Mrs. Nash thanked him very much for his kindness, and felt relieved in her spirits by his presence. He then asked to see her son, to whom he spoke very seriously and impressively, but he felt it would be a work of time before any deep impression could be made on a mind which had been so long unrestrained, and ungoverned by any religious feeling. He represented to him his bad conduct to his mother, his selfishness and neglect, his complete defiance of her orders, and lastly his cruel treatment of the poor
“ I do not say,” observed Mr. Bennett, that our sins are always punished in this world, but the Almighty in His wisdom sometimes afflicts His creatures in order to turn their stubborn hearts to Himself, and before it is too late to awaken a feeling of religion in their souls. It appears like a judgment upon you
for conduct to the blind man, and that his melancholy state may be the more felt, you are reduced to somewhat the same situation, though God in His goodness has preserved to you the sight of one eye.”
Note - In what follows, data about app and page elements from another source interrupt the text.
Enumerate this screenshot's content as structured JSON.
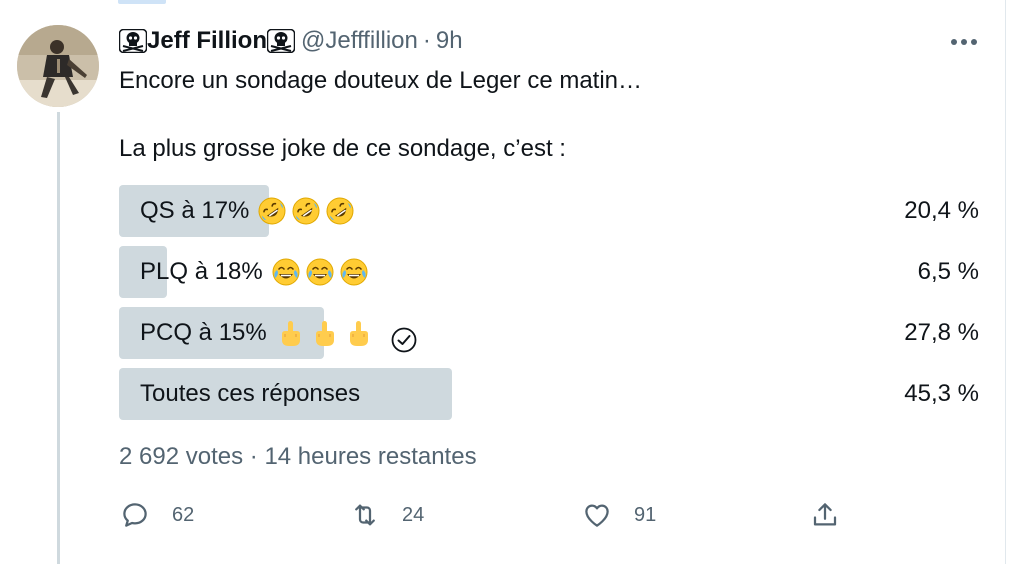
{
  "tweet": {
    "display_name": "Jeff Fillion",
    "handle": "@Jefffillion",
    "separator": "·",
    "time": "9h",
    "text_line1": "Encore un sondage douteux de Leger ce matin…",
    "text_line2": "La plus grosse joke de ce sondage, c’est :"
  },
  "poll": {
    "options": [
      {
        "label": "QS à 17%",
        "emoji": "rolling-on-floor-laughing",
        "emoji_count": 3,
        "percent_text": "20,4 %",
        "percent": 20.4,
        "selected": false
      },
      {
        "label": "PLQ à 18%",
        "emoji": "face-with-tears-of-joy",
        "emoji_count": 3,
        "percent_text": "6,5 %",
        "percent": 6.5,
        "selected": false
      },
      {
        "label": "PCQ à 15%",
        "emoji": "middle-finger",
        "emoji_count": 3,
        "percent_text": "27,8 %",
        "percent": 27.8,
        "selected": true
      },
      {
        "label": "Toutes ces réponses",
        "emoji": "",
        "emoji_count": 0,
        "percent_text": "45,3 %",
        "percent": 45.3,
        "selected": false
      }
    ],
    "votes": "2 692 votes",
    "separator": "·",
    "remaining": "14 heures restantes"
  },
  "actions": {
    "replies": "62",
    "retweets": "24",
    "likes": "91"
  },
  "colors": {
    "bar": "#cfd9de",
    "text": "#0f1419",
    "secondary": "#536471",
    "thread": "#cfd9de"
  },
  "icons": [
    "skull-crossbones-icon",
    "more-icon",
    "check-circle-icon",
    "reply-icon",
    "retweet-icon",
    "like-icon",
    "share-icon"
  ]
}
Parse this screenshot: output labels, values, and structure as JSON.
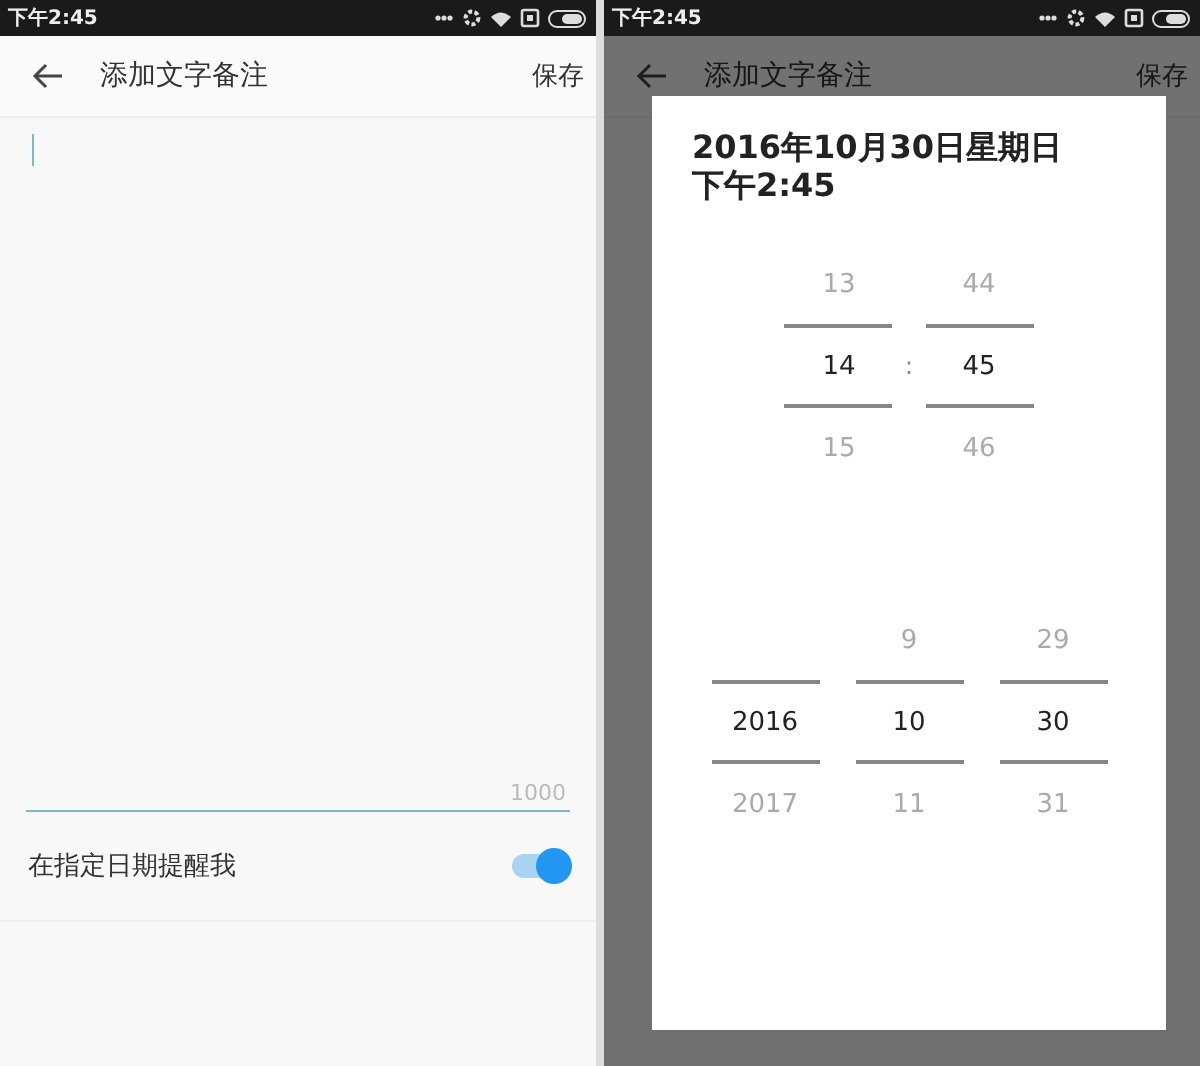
{
  "left_screen": {
    "status_bar": {
      "time": "下午2:45"
    },
    "app_bar": {
      "title": "添加文字备注",
      "action": "保存"
    },
    "note_field": {
      "counter": "1000"
    },
    "reminder": {
      "label": "在指定日期提醒我",
      "on": true
    }
  },
  "right_screen": {
    "status_bar": {
      "time": "下午2:45"
    },
    "app_bar": {
      "title": "添加文字备注",
      "action": "保存"
    },
    "dialog": {
      "date_title": "2016年10月30日星期日",
      "time_title": "下午2:45",
      "time_picker": {
        "separator": ":",
        "columns": [
          {
            "above": "13",
            "value": "14",
            "below": "15"
          },
          {
            "above": "44",
            "value": "45",
            "below": "46"
          }
        ]
      },
      "date_picker": {
        "columns": [
          {
            "value": "2016",
            "below": "2017"
          },
          {
            "above": "9",
            "value": "10",
            "below": "11"
          },
          {
            "above": "29",
            "value": "30",
            "below": "31"
          }
        ]
      }
    }
  }
}
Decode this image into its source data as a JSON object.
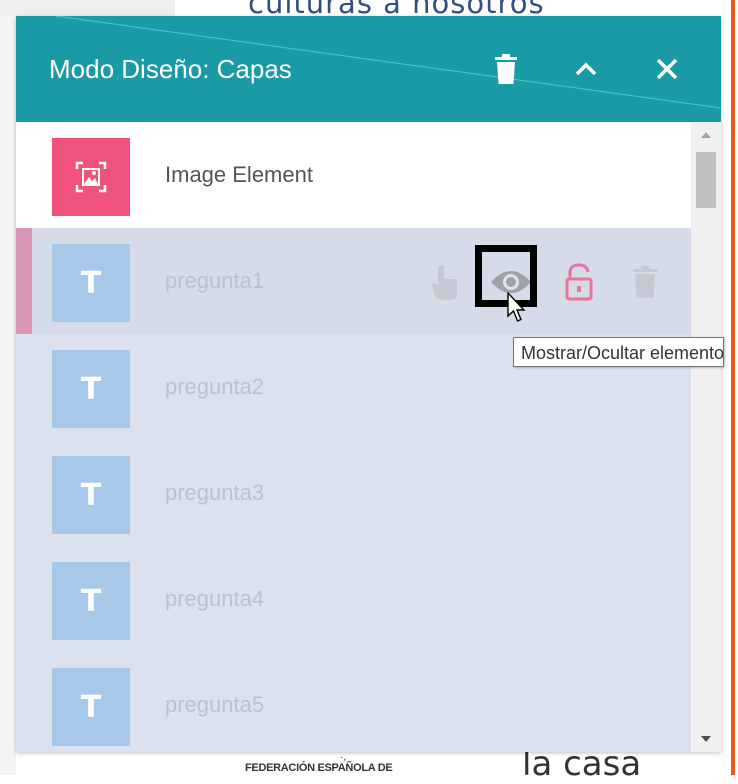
{
  "background": {
    "top_text": "culturas a nosotros",
    "bottom_org": "FEDERACIÓN ESPAÑOLA DE",
    "bottom_dots": "·,",
    "bottom_text": "la casa"
  },
  "panel": {
    "title": "Modo Diseño: Capas",
    "icons": {
      "trash": "trash-icon",
      "collapse": "chevron-up-icon",
      "close": "close-icon"
    }
  },
  "layers": [
    {
      "label": "Image Element",
      "type": "image",
      "selected": true
    },
    {
      "label": "pregunta1",
      "type": "text",
      "thumb_letter": "T",
      "hovered": true
    },
    {
      "label": "pregunta2",
      "type": "text",
      "thumb_letter": "T"
    },
    {
      "label": "pregunta3",
      "type": "text",
      "thumb_letter": "T"
    },
    {
      "label": "pregunta4",
      "type": "text",
      "thumb_letter": "T"
    },
    {
      "label": "pregunta5",
      "type": "text",
      "thumb_letter": "T"
    }
  ],
  "row_actions": {
    "move": "hand-pointer-icon",
    "visibility": "eye-icon",
    "lock": "unlock-icon",
    "delete": "trash-icon"
  },
  "tooltip": "Mostrar/Ocultar elemento",
  "colors": {
    "header": "#1a9aa4",
    "image_thumb": "#f0527c",
    "text_thumb": "#a8c8ea",
    "lock_icon": "#e8769c",
    "accent": "#d996b6"
  }
}
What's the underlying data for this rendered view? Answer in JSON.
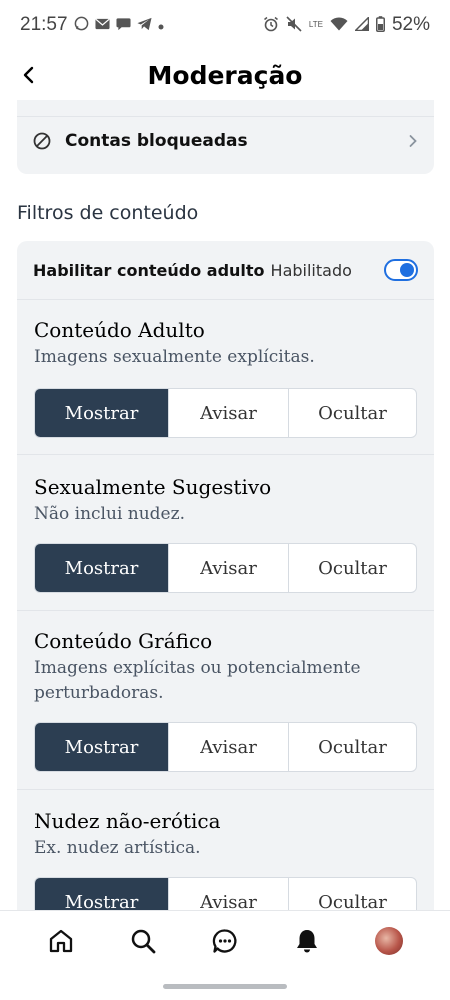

Mr. Bennett was not one of those people who think everything is to be accomplished by talking without acting ; he therefore kindly administered to the bodily wants of this suffering boy, and frequently sent him nourishing things to support his strength.
It was cold weather, and as Mrs. Nash could not afford two fires, she moved Will's bed into the room down stairs. Nelly was a great comfort and assistance to her, and often remained with Will when she went out to wash. Will was now able to sit up in an old arm chair, that had been his father's; but he was restless and impatient.
One day that Nelly was sitting with him she got the Bible and proposed reading to him. He was not willing to listen to her.
Tis so dull that reading, Nell,” said he; “ can't you talk and tell me a bit of gossip out of the village ?"
“I am a bad person to tell gossip,” replied Nelly, “mother don't like I should go out in the street except I go to the pump, or of an errand; besides I have no time for useless talking."
“No time !” exclaimed Will; “why your mother can't want you all day in the shop ?”
“ No; but I have the beds to make and the breakfast to get, and